28.     Know your strengths and play to your strengths.  We all have them.  Figure out yours.  If you haven’t discovered yours, ask a friend.  We all have our gifts.  We need to use them.
29.     Be aware of your weaknesses and work on them/stay away from them.  Just as we have gifts, we all have our share of weaknesses.  Knowing them is, ironically, a strength.
30.     Learn from your mistakes.
31.     Set goals and celebrate your successes.  Let’s face it, for most of us, winning is not in the cards.  But success is ours to define.  Define yours reasonably and celebrate like hell when you achieve it.
32.     Don’t beat yourself up when things don’t go well or you make a mistake.  Because you will.  Over and Over.  The idea is to get better.  To press on for the prize.  So press on.  And give yourself a break.
33.     Be willing to make sacrifices.  Life ain’t for sissies.  Neither is the marathon.  Be willing to make the sacrifices and do the hard work.
34.     Work all energy systems (aerobic v. lactate threshold v. anaerobic) v. feelings/emotions/intellect.  We need to love God with our hearts, soul and mind.  Equally.
35.     Rule of specificity v. Rule of Variety – both are important.  Pound the fundamentals.  But mix it up occasionally.
36.     If you’ve fallen behind or you want to catch up or you want to get ahead – consider a personal trainer.  Sometimes it’s just too tough to do it alone.  But there’s an app for that.  It’s called a good friend, a pastor, a counselor, a therapist, a gizzled old veteran runner or a professional running coach.  Don’t go it alone.  Get help when you need it.
37.     Learn from others who have had success in your sport.  Wheels are good.  But they are hard to invent from scratch.  And it’s wholly unnecessary to do so anyway.  If you know others who have navigated your confounding circumstances, seek them out for advice.

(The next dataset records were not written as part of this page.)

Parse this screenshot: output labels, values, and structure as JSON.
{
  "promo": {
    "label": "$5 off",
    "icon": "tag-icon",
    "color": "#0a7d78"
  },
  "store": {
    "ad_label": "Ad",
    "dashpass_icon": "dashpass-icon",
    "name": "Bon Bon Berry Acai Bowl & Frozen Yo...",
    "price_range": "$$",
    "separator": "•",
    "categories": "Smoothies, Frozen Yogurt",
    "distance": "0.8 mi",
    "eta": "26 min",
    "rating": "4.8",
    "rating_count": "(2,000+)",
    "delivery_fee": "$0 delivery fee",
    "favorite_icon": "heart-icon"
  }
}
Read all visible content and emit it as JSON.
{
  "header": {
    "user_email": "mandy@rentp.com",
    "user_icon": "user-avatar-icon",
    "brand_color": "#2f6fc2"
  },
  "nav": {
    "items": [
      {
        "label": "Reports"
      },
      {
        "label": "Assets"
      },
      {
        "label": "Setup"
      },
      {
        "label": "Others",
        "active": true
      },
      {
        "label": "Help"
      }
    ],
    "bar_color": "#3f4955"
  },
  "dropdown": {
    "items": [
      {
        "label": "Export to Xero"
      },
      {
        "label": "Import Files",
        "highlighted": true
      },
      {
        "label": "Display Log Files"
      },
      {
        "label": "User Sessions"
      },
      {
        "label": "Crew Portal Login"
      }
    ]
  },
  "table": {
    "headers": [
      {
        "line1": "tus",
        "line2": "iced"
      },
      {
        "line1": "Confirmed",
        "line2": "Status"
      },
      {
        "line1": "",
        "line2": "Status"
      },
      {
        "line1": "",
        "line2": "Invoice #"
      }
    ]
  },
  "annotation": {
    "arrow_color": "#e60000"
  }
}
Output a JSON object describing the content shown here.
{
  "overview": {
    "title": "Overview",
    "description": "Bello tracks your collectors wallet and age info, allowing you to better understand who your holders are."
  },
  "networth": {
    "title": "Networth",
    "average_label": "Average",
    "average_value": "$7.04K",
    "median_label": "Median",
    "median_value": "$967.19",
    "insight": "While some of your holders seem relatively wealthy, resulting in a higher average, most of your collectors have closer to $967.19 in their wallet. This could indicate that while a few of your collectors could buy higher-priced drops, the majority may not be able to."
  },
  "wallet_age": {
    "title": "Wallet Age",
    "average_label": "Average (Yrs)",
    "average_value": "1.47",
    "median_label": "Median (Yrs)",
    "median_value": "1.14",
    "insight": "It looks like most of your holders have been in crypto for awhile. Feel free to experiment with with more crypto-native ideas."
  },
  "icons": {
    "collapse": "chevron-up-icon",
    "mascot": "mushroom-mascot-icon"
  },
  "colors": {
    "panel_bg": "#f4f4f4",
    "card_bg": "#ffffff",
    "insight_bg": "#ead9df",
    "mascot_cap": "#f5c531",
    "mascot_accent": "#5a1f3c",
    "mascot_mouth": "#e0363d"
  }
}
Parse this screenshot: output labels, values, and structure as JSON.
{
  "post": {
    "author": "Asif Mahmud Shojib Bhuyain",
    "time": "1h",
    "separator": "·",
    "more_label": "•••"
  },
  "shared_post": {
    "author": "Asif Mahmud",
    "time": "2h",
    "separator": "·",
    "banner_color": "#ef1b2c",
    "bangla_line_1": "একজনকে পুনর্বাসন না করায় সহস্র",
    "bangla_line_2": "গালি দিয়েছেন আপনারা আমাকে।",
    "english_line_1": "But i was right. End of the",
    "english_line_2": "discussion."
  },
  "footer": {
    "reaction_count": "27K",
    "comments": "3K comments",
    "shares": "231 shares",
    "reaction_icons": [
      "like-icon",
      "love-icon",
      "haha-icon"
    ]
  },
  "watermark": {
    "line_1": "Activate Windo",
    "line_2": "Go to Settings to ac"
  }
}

38.     Associative v. Disassociative thinking – try a little of both.  Studies show that runners who check in on their race progress periodically do better than those that do not check in at all and do better than those that never stop thinking about their race progress.  Keep in touch with your feelings and emotions and your progress in life.  But don’t dwell on these things.  Instead, live a little.
39.     Don’t let quitting become a habit.  Some things are simply too hard.  Sometimes bailing out is the height of wisdom.  But quitting can be addictive or, at the very least, habit forming so do it sparingly.  If possible, press on.  Reset your goals.  Make the best of bad circumstances.
40.     Never ever give up.  This is for a lifetime.  Giving up is not an option.
I have fought the fight, I have finished the race, I have kept the faith.
Run on!
Your Turn:  Any runner’s out there?  I’m sure you can add to the list.  Have at it!  Leave me your thoughts.